they float like one stippled star
becomes for a moment fragmented,
then closes again;
and you watch
and you try
but you simply can’t imagine
how they do it
with no articulated instruction, no pause,
only the silent confirmation
that they are this notable thing,
this wheel of many parts, that can rise and spin
over and over again,
full of gorgeous life.
Ah, world, what lessons you prepare for us,
even in the leafless winter,
even in the ashy city.
I am thinking now
of grief, and of getting past it;
I feel my boots
trying to leave the ground,
I feel my heart
pumping hard. I want
to think again of dangerous and noble things.
I want to be light and frolicsome.
I want to be improbable beautiful and afraid of nothing,
as though I had wings.
“Starlings in Winter” by Mary Oliver, Owls and Other Fantasies: Poems and Essays
Is it a goldfinch? no...too tiny, and smaller than a chickadee -- with a bright white eye-ring and was that a flash of red on the head?; oh, there's two of them: it's a pair of ruby-crowned kinglets!
YAY!!! first backyard sighting of this sweet songbird. Welcome to our backyard wildlife sanctuary.
Find out more HERE and here
When I heard of the Salmonella outbreak in Pine Siskins along the west coast, I wanted to know more before I took any action to remove my suet and seed feeders. Especially since we were heading into a cold snap with snow, it seemed important to continue feeding my neighborhood birds. I was not seeing any evidence of sick finches so after thoroughly cleaning and refilling my feeders, I wrote to the Cornell Lab of Ornithology for guidance and I received this helpful response:
Thanks for getting in touch and for your concern for sick birds. Yes, this is a terrible year of Salmonella especially on the west coast. Although such outbreaks are known to occur and are something that bird populations can recover from as a whole, in the interest of caution, taking down your feeders for awhile and cleaning them is a great thing to do.

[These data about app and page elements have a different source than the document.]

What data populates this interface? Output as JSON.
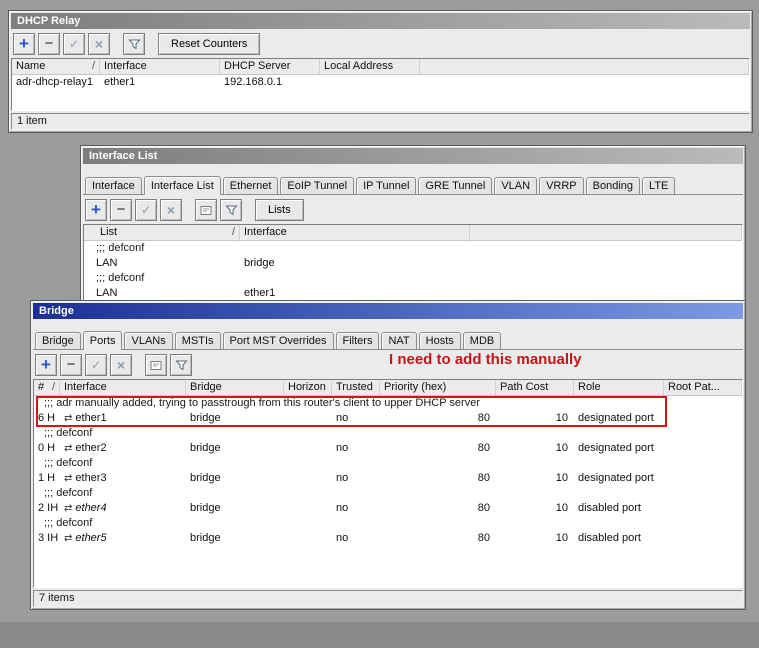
{
  "colors": {
    "desktop_bg": "#9c9c9c",
    "desktop_band": "#8a8a8a",
    "active_title_blue_start": "#1a2f96",
    "active_title_blue_end": "#7b9ae2",
    "inactive_title_gray": "#7d7d7d",
    "annotation_red": "#c41616",
    "highlight_box_red": "#dd1111",
    "toolbar_plus_blue": "#2a57c6"
  },
  "icons": {
    "add": "+",
    "remove": "−",
    "enable": "✓",
    "disable": "×",
    "interface_port": "⇄",
    "sort": "/"
  },
  "windows": {
    "dhcp_relay": {
      "title": "DHCP Relay",
      "toolbar": {
        "reset_counters": "Reset Counters"
      },
      "table": {
        "columns": [
          "Name",
          "Interface",
          "DHCP Server",
          "Local Address"
        ],
        "rows": [
          {
            "name": "adr-dhcp-relay1",
            "interface": "ether1",
            "dhcp_server": "192.168.0.1",
            "local_address": ""
          }
        ]
      },
      "status": "1 item"
    },
    "interface_list": {
      "title": "Interface List",
      "tabs": [
        "Interface",
        "Interface List",
        "Ethernet",
        "EoIP Tunnel",
        "IP Tunnel",
        "GRE Tunnel",
        "VLAN",
        "VRRP",
        "Bonding",
        "LTE"
      ],
      "selected_tab": "Interface List",
      "toolbar": {
        "lists": "Lists"
      },
      "table": {
        "columns": [
          "List",
          "Interface"
        ],
        "rows": [
          {
            "type": "comment",
            "text": ";;; defconf"
          },
          {
            "type": "item",
            "list": "LAN",
            "interface": "bridge"
          },
          {
            "type": "comment",
            "text": ";;; defconf"
          },
          {
            "type": "item",
            "list": "LAN",
            "interface": "ether1"
          }
        ]
      }
    },
    "bridge": {
      "title": "Bridge",
      "tabs": [
        "Bridge",
        "Ports",
        "VLANs",
        "MSTIs",
        "Port MST Overrides",
        "Filters",
        "NAT",
        "Hosts",
        "MDB"
      ],
      "selected_tab": "Ports",
      "annotation": "I need to add this manually",
      "table": {
        "columns": [
          "#",
          "Interface",
          "Bridge",
          "Horizon",
          "Trusted",
          "Priority (hex)",
          "Path Cost",
          "Role",
          "Root Pat..."
        ],
        "rows": [
          {
            "type": "comment",
            "text": ";;; adr manually added, trying to passtrough from this router's client to upper DHCP server"
          },
          {
            "type": "item",
            "num": "6 H",
            "interface": "ether1",
            "bridge": "bridge",
            "horizon": "",
            "trusted": "no",
            "priority": "80",
            "path_cost": "10",
            "role": "designated port"
          },
          {
            "type": "comment",
            "text": ";;; defconf"
          },
          {
            "type": "item",
            "num": "0 H",
            "interface": "ether2",
            "bridge": "bridge",
            "horizon": "",
            "trusted": "no",
            "priority": "80",
            "path_cost": "10",
            "role": "designated port"
          },
          {
            "type": "comment",
            "text": ";;; defconf"
          },
          {
            "type": "item",
            "num": "1 H",
            "interface": "ether3",
            "bridge": "bridge",
            "horizon": "",
            "trusted": "no",
            "priority": "80",
            "path_cost": "10",
            "role": "designated port"
          },
          {
            "type": "comment",
            "text": ";;; defconf"
          },
          {
            "type": "item",
            "num": "2 IH",
            "interface": "ether4",
            "bridge": "bridge",
            "horizon": "",
            "trusted": "no",
            "priority": "80",
            "path_cost": "10",
            "role": "disabled port",
            "inactive": true
          },
          {
            "type": "comment",
            "text": ";;; defconf"
          },
          {
            "type": "item",
            "num": "3 IH",
            "interface": "ether5",
            "bridge": "bridge",
            "horizon": "",
            "trusted": "no",
            "priority": "80",
            "path_cost": "10",
            "role": "disabled port",
            "inactive": true
          }
        ]
      },
      "status": "7 items"
    }
  }
}
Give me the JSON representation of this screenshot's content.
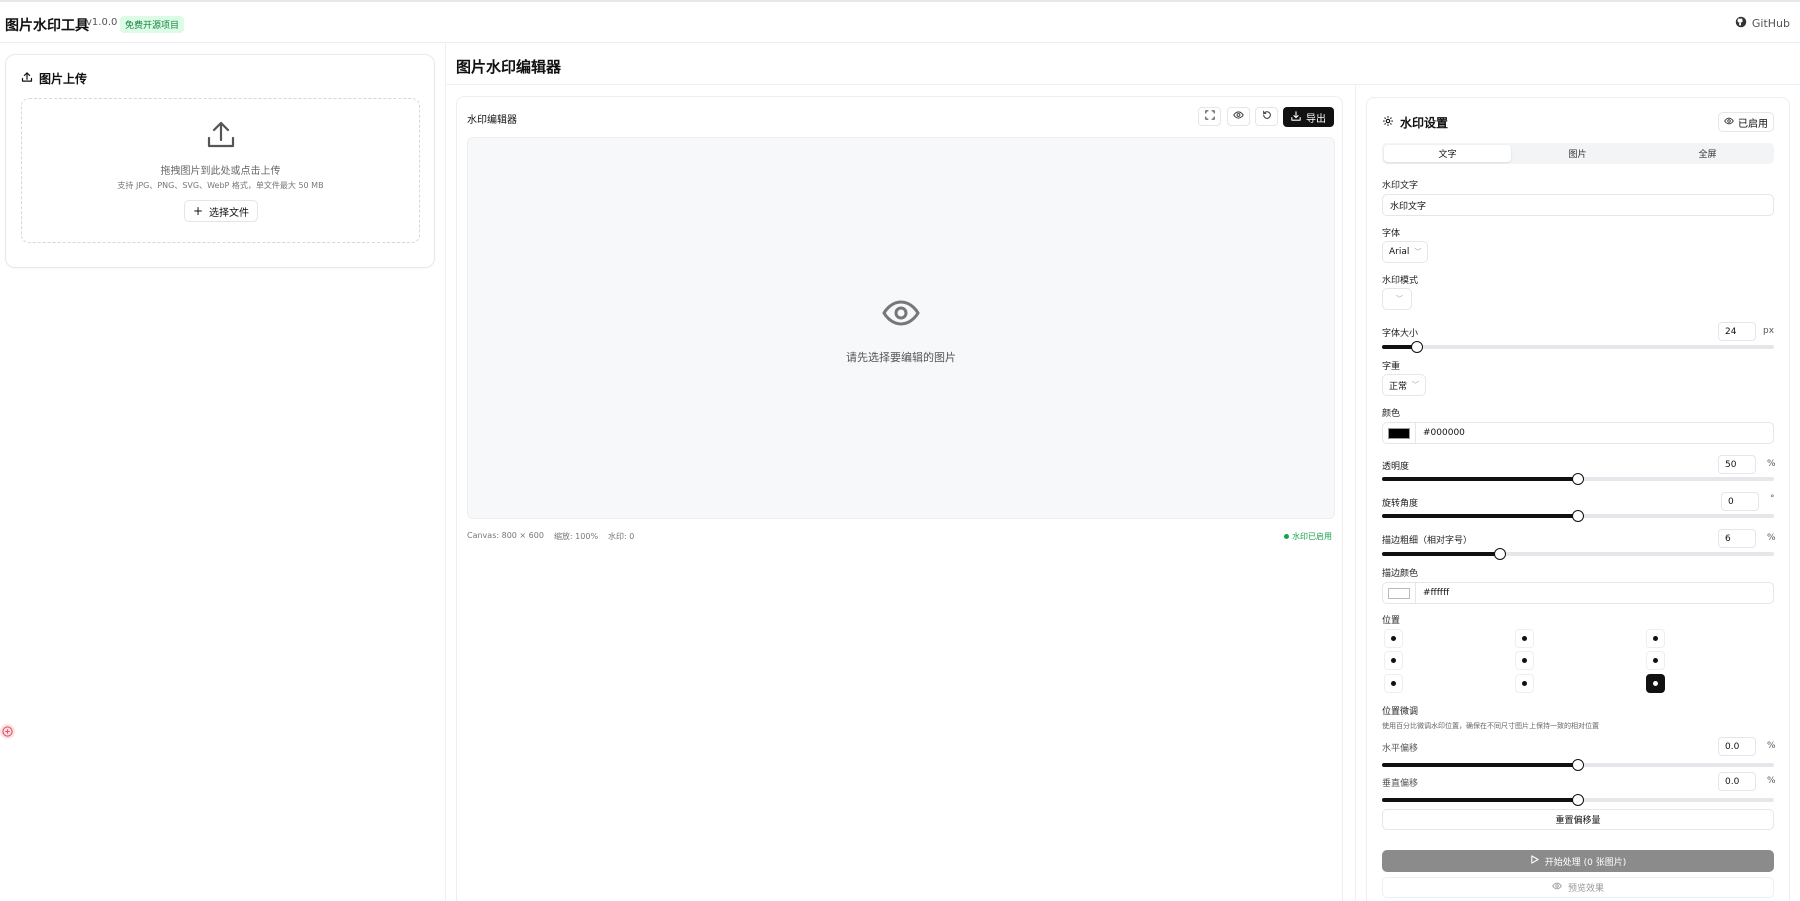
{
  "header": {
    "app_title": "图片水印工具",
    "version": "v1.0.0",
    "badge": "免费开源项目",
    "github_label": "GitHub"
  },
  "upload": {
    "title": "图片上传",
    "drop_text": "拖拽图片到此处或点击上传",
    "drop_sub": "支持 JPG、PNG、SVG、WebP 格式，单文件最大 50 MB",
    "choose_label": "选择文件"
  },
  "main": {
    "title": "图片水印编辑器"
  },
  "editor": {
    "label": "水印编辑器",
    "export_label": "导出",
    "empty_text": "请先选择要编辑的图片",
    "canvas_size": "Canvas: 800 × 600",
    "zoom": "缩放: 100%",
    "wm_count": "水印: 0",
    "wm_status": "水印已启用"
  },
  "settings": {
    "title": "水印设置",
    "enabled_label": "已启用",
    "tabs": [
      "文字",
      "图片",
      "全屏"
    ],
    "active_tab": 0,
    "text_label": "水印文字",
    "text_value": "水印文字",
    "font_label": "字体",
    "font_value": "Arial",
    "mode_label": "水印模式",
    "mode_value": "",
    "size_label": "字体大小",
    "size_value": "24",
    "size_unit": "px",
    "size_fraction": 0.09,
    "weight_label": "字重",
    "weight_value": "正常",
    "color_label": "颜色",
    "color_value": "#000000",
    "opacity_label": "透明度",
    "opacity_value": "50",
    "opacity_unit": "%",
    "opacity_fraction": 0.5,
    "rotation_label": "旋转角度",
    "rotation_value": "0",
    "rotation_unit": "°",
    "rotation_fraction": 0.5,
    "stroke_label": "描边粗细（相对字号）",
    "stroke_value": "6",
    "stroke_unit": "%",
    "stroke_fraction": 0.3,
    "stroke_color_label": "描边颜色",
    "stroke_color_value": "#ffffff",
    "position_label": "位置",
    "position_selected": 8,
    "offset_label": "位置微调",
    "offset_hint": "使用百分比微调水印位置，确保在不同尺寸图片上保持一致的相对位置",
    "h_offset_label": "水平偏移",
    "h_offset_value": "0.0",
    "h_offset_unit": "%",
    "h_offset_fraction": 0.5,
    "v_offset_label": "垂直偏移",
    "v_offset_value": "0.0",
    "v_offset_unit": "%",
    "v_offset_fraction": 0.5,
    "reset_label": "重置偏移量",
    "start_label": "开始处理 (0 张图片)",
    "preview_label": "预览效果"
  },
  "colors": {
    "primary": "#111111",
    "badge_bg": "#dcfce7",
    "badge_text": "#15803d",
    "status_green": "#16a34a",
    "start_disabled": "#8b8b8b"
  }
}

Whenever a sick bird of any kind comes to your feeder, we recommend that you remove the feeders the sick bird is using for awhile to assure that disease is not being spread at your feeders. While the feeders are down, clean them thoroughly with a diluted bleach solution or very hot water, rinse them, and let them dry completely. Once you put the feeders back up, be sure to clean them every week or two. If sick birds return, avoid using feeders with ports that birds put their heads into and clean your feeders at least weekly.
The good news is that it's fine to take a break from your FeederWatch counts at any time, so no worries about that. It is also ok to FeederWatch without feeders! We are trying to spread the word about this, but the name of the project makes it a bit counter intuitive. You can modify your site description so it reflects that you don't feed during some months of the year (it is question #9 on the site description form), and then continue counting, if you would like.
Find more information about bird diseases on our website: https://feederwatch.org/learn/sick-birds-and-bird-diseases/
We wish you many healthy birds. Happy FeederWatching!
Emma Greig, Ph.D.
We have windows in our house, lots of windows, and we also have three birdbaths and two bird feeding stations that make our backyard a popular hangout for our avian neighbors. I wanted to make a few of our windows screen-free for better bird viewing so I did a bit of research into how to prevent bird strikes.
A Bird's Eye View window strike films are easy to install and inexpensive, as well as lovely. (I had used bird silhouettes in the past and was not impressed.) I purchased clear designs in both 6 " and 4" and see what happened.
I am delighted to report that we have not witnessed a bird strike since I put these on our windows four months ago-and we have been home the WHOLE time.
If you are looking for a lovely alternative to screens-that works-I highly recommend the ArtScape Bird's Eye View squares.
above: 6" squares in my studio
below: close up of one of the 4" designs